▶ [EXERCISE INSTRUCTIONS]
When the word "продаж" shows up in a line of the data below, copy that whole line.

[Dataset rows for apps and sites]
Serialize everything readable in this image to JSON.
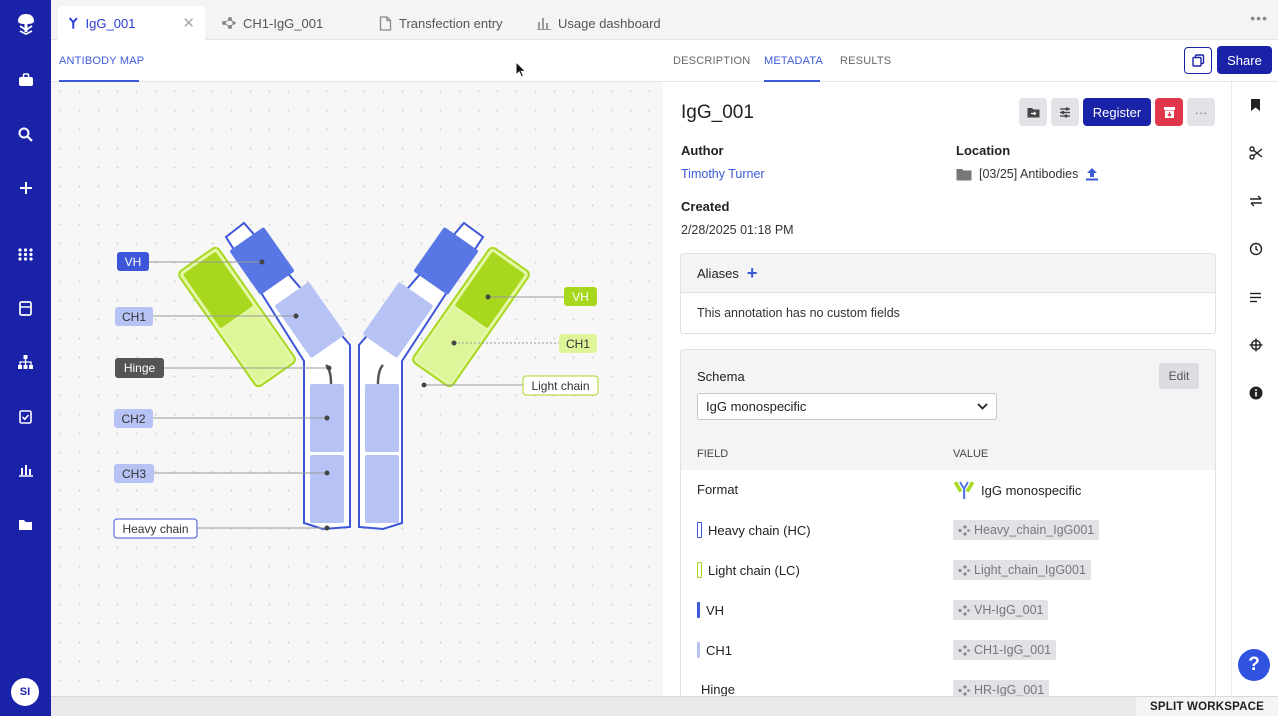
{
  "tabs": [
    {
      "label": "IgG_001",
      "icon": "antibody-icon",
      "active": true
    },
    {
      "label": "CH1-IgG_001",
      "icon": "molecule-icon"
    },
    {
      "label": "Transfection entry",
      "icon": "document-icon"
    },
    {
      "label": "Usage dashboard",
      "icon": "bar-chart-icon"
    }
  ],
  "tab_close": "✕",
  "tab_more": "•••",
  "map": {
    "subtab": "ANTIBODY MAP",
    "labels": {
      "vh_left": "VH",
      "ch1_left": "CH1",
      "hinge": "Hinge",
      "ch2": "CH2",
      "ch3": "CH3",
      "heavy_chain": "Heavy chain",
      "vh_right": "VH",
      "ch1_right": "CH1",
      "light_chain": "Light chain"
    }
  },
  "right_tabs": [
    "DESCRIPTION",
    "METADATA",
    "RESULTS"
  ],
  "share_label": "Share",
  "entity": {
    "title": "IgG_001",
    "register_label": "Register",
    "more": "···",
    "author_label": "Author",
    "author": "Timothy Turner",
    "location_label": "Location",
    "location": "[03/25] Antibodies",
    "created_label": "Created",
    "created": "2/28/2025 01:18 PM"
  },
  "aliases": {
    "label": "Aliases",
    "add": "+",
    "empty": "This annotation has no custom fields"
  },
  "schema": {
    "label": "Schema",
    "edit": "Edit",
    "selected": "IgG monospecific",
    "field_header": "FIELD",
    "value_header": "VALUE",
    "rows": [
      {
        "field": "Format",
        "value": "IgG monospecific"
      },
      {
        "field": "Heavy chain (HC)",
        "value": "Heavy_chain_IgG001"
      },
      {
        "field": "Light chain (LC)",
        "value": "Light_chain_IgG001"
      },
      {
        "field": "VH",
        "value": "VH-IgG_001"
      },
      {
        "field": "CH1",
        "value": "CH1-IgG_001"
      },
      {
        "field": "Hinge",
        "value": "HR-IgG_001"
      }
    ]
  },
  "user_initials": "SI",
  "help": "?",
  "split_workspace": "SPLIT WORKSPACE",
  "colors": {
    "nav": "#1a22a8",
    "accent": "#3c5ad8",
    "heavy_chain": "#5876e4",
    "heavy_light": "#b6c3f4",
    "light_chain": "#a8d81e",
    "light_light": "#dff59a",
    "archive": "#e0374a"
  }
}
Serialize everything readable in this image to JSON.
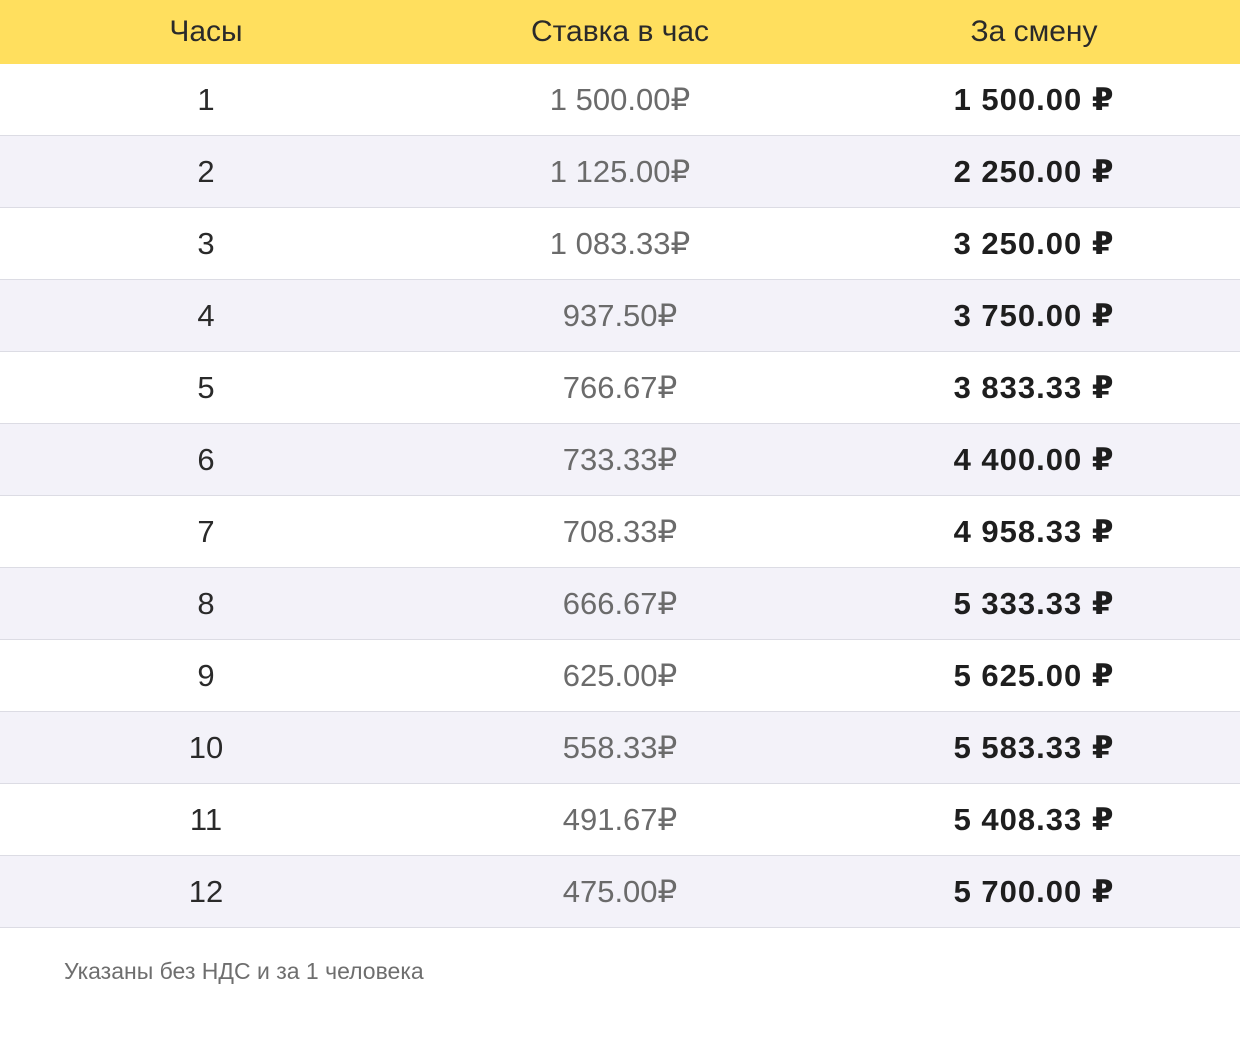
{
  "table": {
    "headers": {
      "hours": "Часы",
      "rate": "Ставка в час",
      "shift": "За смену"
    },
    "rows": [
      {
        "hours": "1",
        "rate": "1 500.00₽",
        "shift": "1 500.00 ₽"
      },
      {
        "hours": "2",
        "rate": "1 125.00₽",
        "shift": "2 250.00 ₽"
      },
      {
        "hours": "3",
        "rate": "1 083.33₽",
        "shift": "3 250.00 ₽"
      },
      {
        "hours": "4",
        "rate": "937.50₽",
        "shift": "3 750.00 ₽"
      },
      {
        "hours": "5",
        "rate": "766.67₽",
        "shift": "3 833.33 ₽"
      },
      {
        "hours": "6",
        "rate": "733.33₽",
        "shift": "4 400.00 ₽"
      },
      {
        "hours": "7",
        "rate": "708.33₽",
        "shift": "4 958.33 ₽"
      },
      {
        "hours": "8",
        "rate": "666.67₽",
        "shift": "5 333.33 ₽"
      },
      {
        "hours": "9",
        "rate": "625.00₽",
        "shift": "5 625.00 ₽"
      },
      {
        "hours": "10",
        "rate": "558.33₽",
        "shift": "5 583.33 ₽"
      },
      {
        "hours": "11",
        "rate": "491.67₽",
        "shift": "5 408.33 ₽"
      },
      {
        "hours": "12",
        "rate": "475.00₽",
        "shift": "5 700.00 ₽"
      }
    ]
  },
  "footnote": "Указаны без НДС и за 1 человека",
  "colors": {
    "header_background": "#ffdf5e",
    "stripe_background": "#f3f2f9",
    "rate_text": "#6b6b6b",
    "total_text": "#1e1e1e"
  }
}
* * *
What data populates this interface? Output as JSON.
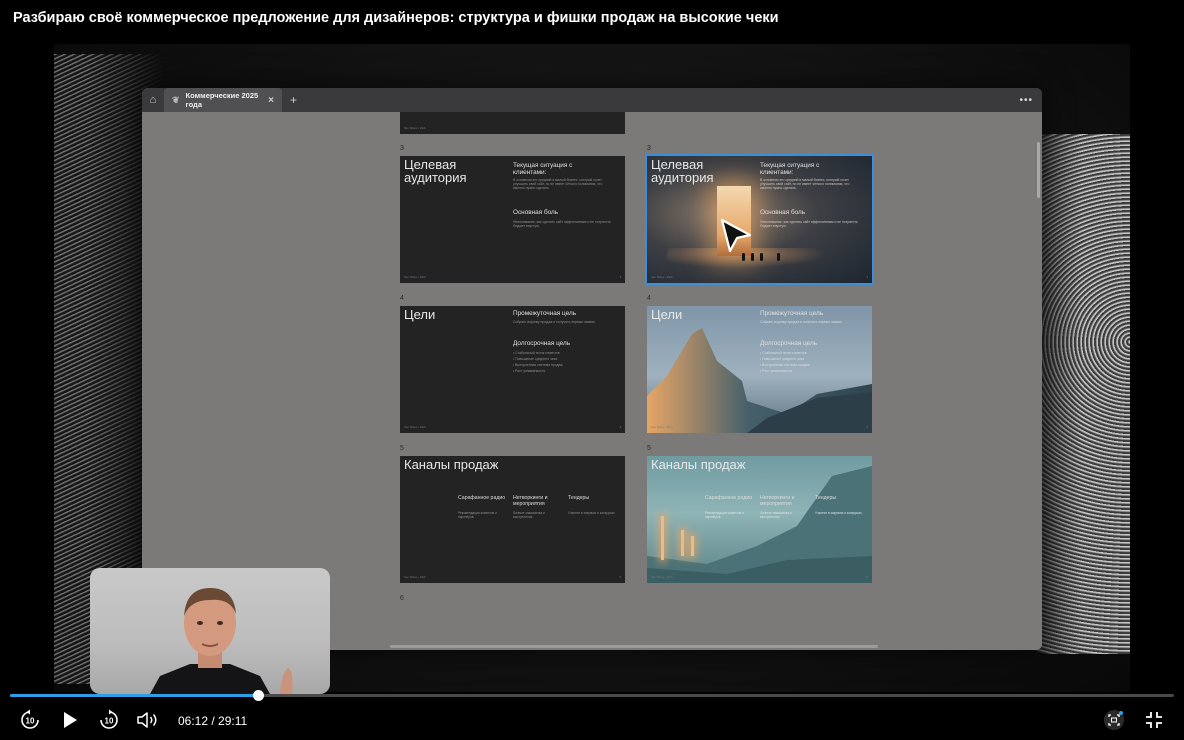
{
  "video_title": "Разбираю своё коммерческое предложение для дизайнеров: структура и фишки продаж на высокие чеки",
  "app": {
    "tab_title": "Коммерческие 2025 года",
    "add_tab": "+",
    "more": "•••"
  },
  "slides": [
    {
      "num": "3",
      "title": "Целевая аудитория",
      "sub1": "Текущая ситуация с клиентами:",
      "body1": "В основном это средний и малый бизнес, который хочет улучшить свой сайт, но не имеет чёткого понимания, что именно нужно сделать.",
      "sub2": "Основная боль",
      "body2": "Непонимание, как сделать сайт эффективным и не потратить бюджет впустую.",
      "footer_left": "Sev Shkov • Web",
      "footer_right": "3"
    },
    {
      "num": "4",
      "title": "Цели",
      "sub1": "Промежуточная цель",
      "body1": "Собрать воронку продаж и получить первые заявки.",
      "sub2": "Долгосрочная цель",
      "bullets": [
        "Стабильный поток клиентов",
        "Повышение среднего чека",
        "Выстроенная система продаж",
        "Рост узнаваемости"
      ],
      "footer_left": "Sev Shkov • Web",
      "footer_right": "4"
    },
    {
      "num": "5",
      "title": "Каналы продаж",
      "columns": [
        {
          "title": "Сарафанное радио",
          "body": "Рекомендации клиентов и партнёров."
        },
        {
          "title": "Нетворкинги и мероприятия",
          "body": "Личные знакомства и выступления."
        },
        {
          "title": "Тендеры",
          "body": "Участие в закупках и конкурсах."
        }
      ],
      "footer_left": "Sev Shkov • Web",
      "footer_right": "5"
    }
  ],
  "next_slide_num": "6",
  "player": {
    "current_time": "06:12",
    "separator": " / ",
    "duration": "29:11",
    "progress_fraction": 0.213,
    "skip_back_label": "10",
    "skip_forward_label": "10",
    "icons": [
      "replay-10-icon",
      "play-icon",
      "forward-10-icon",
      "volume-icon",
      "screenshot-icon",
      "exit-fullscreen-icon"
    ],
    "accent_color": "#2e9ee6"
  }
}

▶ [RESULT]
  "video_title": "Разбираю своё коммерческое предложение для дизайнеров: структура и фишки продаж на высокие чеки",
      "body1": "Собрать воронку продаж и получить первые заявки.",
        "Выстроенная система продаж",
      "title": "Каналы продаж",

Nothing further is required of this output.